A best practice approach is to securely retain the device with the material on it, until a decision has been made as to how the incident will be dealt with under the school’s Safeguarding Policy. Images should not be printed out or circulated as further offences may be committed, regardless of intention.
Although there is no obligation on schools to keep a record of searches carried out, we suggest keeping a log book of such searches, noting the reason for the search, the time and date of the search, details of the members of staff present when carrying out the search, the place the search was carried out and the outcome at the very least.

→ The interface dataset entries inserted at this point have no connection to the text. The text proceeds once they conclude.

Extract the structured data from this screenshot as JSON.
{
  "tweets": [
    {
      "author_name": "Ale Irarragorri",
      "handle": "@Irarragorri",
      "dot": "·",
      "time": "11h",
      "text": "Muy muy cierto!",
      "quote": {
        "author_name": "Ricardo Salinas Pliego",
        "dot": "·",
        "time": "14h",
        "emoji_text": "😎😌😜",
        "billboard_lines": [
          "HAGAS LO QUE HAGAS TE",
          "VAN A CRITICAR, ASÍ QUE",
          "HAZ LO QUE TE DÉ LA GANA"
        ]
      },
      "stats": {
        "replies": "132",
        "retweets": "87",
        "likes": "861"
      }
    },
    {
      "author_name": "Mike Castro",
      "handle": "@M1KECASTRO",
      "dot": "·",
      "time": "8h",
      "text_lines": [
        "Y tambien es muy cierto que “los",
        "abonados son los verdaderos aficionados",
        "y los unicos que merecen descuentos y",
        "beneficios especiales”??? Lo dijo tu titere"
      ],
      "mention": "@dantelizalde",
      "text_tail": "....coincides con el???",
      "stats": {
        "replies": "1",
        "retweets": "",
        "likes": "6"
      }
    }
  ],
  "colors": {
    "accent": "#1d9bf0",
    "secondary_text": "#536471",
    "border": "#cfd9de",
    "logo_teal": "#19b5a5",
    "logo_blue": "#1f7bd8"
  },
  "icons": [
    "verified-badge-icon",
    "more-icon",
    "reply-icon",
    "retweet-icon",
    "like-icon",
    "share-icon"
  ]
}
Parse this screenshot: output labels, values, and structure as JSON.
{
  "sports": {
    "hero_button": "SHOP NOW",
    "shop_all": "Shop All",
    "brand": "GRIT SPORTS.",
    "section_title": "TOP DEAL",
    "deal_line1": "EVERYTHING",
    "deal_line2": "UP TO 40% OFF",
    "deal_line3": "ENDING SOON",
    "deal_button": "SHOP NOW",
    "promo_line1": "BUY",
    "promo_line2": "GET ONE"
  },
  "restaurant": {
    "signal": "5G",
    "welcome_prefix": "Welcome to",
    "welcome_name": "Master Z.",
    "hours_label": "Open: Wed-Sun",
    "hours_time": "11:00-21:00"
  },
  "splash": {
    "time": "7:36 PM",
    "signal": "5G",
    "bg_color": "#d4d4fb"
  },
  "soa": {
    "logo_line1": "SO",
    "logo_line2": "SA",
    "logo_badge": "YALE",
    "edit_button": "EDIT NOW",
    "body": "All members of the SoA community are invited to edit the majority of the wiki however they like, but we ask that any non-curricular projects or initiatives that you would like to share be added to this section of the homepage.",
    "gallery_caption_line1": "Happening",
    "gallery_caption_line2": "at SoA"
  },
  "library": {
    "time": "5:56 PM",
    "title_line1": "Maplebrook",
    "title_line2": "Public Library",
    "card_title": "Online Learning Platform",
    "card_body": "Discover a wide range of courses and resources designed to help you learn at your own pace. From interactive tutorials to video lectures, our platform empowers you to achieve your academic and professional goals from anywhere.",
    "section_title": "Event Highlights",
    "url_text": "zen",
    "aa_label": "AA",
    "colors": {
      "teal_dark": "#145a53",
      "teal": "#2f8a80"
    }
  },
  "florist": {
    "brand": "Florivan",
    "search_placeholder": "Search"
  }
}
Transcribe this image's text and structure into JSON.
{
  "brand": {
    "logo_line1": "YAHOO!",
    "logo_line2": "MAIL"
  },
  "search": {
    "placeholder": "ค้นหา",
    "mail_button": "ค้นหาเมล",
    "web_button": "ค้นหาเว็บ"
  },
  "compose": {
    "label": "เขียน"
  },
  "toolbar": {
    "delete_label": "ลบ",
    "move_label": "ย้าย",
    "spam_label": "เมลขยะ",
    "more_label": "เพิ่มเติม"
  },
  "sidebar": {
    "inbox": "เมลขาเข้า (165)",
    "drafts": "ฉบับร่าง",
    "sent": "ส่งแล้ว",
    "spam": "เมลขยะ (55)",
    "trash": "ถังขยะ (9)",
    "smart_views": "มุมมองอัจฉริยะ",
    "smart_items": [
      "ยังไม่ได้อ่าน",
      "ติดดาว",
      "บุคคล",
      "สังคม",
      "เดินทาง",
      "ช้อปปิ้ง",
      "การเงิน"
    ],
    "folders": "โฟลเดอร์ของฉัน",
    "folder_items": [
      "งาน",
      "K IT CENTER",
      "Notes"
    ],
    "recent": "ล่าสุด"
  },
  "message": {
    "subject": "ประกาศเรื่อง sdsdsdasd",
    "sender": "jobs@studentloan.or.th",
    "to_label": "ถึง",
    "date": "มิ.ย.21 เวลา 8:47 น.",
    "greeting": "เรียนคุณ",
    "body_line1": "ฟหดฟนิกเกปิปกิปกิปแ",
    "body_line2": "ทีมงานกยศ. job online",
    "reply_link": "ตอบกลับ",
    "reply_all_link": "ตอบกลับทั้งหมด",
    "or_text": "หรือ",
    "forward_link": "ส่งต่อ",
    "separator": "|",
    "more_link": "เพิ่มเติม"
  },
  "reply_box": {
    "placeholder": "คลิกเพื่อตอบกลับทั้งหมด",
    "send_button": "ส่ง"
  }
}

The National Society for the Prevention of Cruelty to Children found in its report ‘A qualitative Study of Children, Young People and ‘Sexting” that children rarely expressed concern about inappropriate sexual approaches from strangers, rather the problems came from their peers and ‘friends’. This provides that schools need to shift their focus towards reducing the risk from known peers.
Often schools now need to deal with multiple victims, offenders, abusers, and bystanders, some of whom may have a multiple role in such incidents. Distress is a key emotion in such incidents and vulnerability to mental harm is likely to be high because of the nature of the incidents and the age of those involved.
Schools must provide sensitive pastoral support during the disclosure and after the event, for whatever period is necessary. School counselling services may be a helpful resource when such incidents occur.
Parents must be informed at the earliest appropriate opportunity, and with the consent of the pupil where possible, but involvement must always put the pupil first.
Referrals to social services should be made where necessary and in accordance with the school’s Safeguarding Policy. Safeguards should also be put in place to protect those pupils involved.
Jim Gamble, the former Chief Executive of Child Exploitation and Online Protection Centre has called for urgent reforms to protect children who share images of themselves from criminalisation when such activity is deemed to be experimental and non-malicious but for now schools must do what they can within the parameters of the law as it stands, and guard pupils in the best way that they can.
Access a Digital Safeguarding Policy on TheSchoolBus here.